 (Yet another reason why I wish to be Anne-like. Who wouldn't want to inspire young souls by virtue of being happy and awesome?)

And, finally, Ayn Rand:
“The purpose of morality is to teach you, not to suffer and die, but to enjoy yourself and live.”

“Why do they always teach us that it's easy and evil to do what we want and that we need discipline to restrain ourselves? It's the hardest thing in the world--to do what we want. I mean, what we really want. And it takes the greatest kind of courage."
Ahh, I do love thought-provoking, insightful quotes!

And I am afraid that this is where I will leave you all for now. Hopefully the next time I write (which should be soon) I will tackle some of those to-ponder questions, such as, where would Annette like to study abroad? Or does Annette want to go to medical school, or does she want a life of relative simplicity as a philosopher-teacher?  Or, wait, does she want to become some sort of counselor or therapist... or a biochemical engineer... or what about some sort of poet/writer? (Okay, abandoning third-person now...)
What skills do I have? What do I enjoy? What do I find fulfilling? How can I live in consistency with my ideals?
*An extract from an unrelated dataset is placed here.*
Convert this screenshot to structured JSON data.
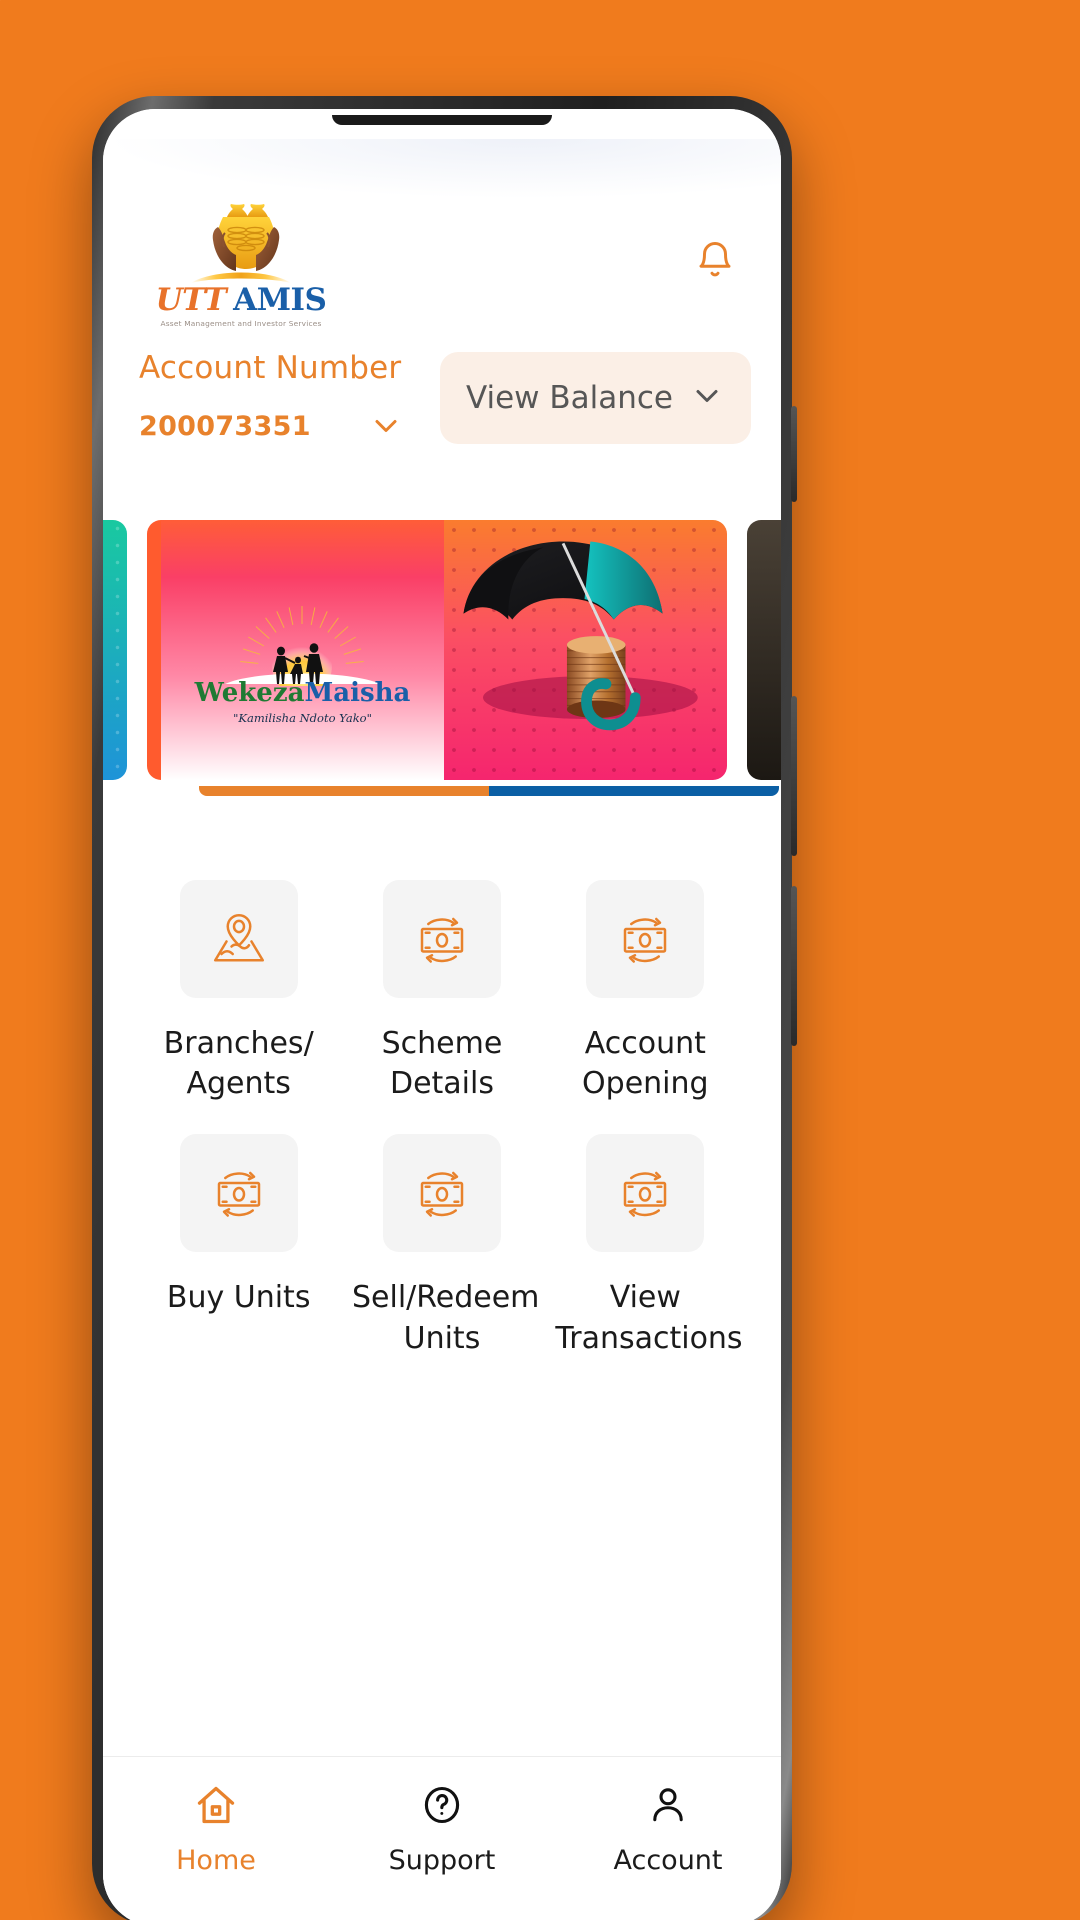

That actually reminds me of the other night... I had just started thinking about my philosophy paper and thinking about what it means to be moral, virtuous, and live a fulfilling life. As seems to be the trend, this contemplative behavior occurred fairly late at night, and eventually I decided it was more than time for me to go to sleep. As I crawled (or climbed, rather- my bed is lofted ridiculously high for a not-ridiculously-tall person) into bed my mind threw a startling question at me- Do you, Annette, contribute to the goodness of the world?
I was taken aback. Pesky, pesky brain! There I was, in bed, thinking over the last hour or so's worth of idealistic ethical outpouring, and I suddenly questioned whether I lived in such a manner as to increase the happiness of the world... and I didn't know what to say to myself.
So it's been tacked onto that to-ponder list.

And now I shall go do some glorious ballroom dancing.